X-Men: First Class
Directed by Matthew Vaughn. Starring James McAvoy, Michael Fassbender, Kevin Bacon, Rose Byrne, Jennifer Lawrence, January Jones, Nicholas Hoult, Zoë Kravitz, Oliver Platt. (2011, PG-13, 131 min.)
REVIEWED By Kimberley Jones, Fri., June 10, 2011

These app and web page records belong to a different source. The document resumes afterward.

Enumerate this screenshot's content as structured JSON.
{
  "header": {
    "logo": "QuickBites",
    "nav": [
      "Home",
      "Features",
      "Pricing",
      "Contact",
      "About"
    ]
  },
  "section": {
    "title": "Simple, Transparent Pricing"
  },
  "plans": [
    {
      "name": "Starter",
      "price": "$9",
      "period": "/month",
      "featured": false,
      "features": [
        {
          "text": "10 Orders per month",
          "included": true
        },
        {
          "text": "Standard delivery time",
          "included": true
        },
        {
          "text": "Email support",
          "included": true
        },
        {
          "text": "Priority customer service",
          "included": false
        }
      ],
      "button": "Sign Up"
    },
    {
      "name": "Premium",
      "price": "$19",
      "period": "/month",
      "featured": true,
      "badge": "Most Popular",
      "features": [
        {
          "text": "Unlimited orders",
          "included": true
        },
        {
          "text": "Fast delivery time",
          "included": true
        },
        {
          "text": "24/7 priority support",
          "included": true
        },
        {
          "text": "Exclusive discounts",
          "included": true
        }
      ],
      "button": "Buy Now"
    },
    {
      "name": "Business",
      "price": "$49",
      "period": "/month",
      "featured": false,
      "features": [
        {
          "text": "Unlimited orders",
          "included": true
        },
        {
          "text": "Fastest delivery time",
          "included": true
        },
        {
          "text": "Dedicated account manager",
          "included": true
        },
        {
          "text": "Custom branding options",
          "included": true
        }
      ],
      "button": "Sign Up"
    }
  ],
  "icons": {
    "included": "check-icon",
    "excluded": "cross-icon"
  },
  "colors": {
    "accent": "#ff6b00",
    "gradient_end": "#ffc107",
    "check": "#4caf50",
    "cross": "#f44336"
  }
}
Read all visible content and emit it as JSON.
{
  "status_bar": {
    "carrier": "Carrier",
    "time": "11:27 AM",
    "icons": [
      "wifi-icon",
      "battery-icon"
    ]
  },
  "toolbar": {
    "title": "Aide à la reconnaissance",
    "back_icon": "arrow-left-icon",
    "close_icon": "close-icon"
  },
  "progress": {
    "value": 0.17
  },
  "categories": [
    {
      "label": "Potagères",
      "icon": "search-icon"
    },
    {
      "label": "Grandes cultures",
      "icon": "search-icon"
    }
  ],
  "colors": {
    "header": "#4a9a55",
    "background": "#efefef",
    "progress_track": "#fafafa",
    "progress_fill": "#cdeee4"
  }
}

The first time the Marvel comic X-Men was transposed to screen in 2000, director Bryan Singer cast two of England's most vaunted thespian-graybeards, Patrick Stewart and Ian McKellen, as Professor Xavier and Erik Lensherr – as unlikely a pair a person could imagine to anchor a film about mutant-leaders-turned-mortal-enemies. In this origin story, set primarily in the early Sixties, director Matthew Vaughn gooses summer blockbuster expectations further by enlisting two arthouse hotties, James McAvoy (Atonement) and Michael Fassbender (Hunger), to portray youthful versions of, respectively, Professor X, who reads minds, and Erik, who bends metal as his alias Magneto. Yes, yes, they can act (certainly more persuasively than Mad Men's January Jones, who underemotes to the corner of catatonia as a mutant baddie with the ability to turn to diamond), but let's be clear: The tight-pantsed pair are eye candy for Masterpiece Theatre enthusiasts, and how often can you say that about a summer movie? Although, truth be told, X-Men: First Class feels less like a movie and more like a series of preambles, especially in its hopscotching first third. It never quite catches a rhythm but glides by on the strength of its personalities; Jennifer Lawrence (Winter's Bone) and Nicholas Hoult (A Single Man) are especially moving as two teens struggling with the physical manifestations of their mutations. (In an otherwise stellar-looking film, Hoult's final transformation into the hirsute Beast is a letdown.) It's all vastly superior to Brett Ratner's scorched-earth X-Men: The Last Stand, of course. But new blood and swinging Sixties milieu aside, X-Men: First Class never finds a fresh way to sell the same message we've been hearing since the first X-Men, about loving the skin you're in, even – or especially – if it's blue. Admirable, to be sure, but when placed next to the other overfamiliar plot points – humans fearful of mutants, the idea of forced identification of mutants, a mad genius recruiting an army – and we're pretty definitively in broken-record country. Ah, but the natives do look groovy in their go-go boots and mock turtlenecks.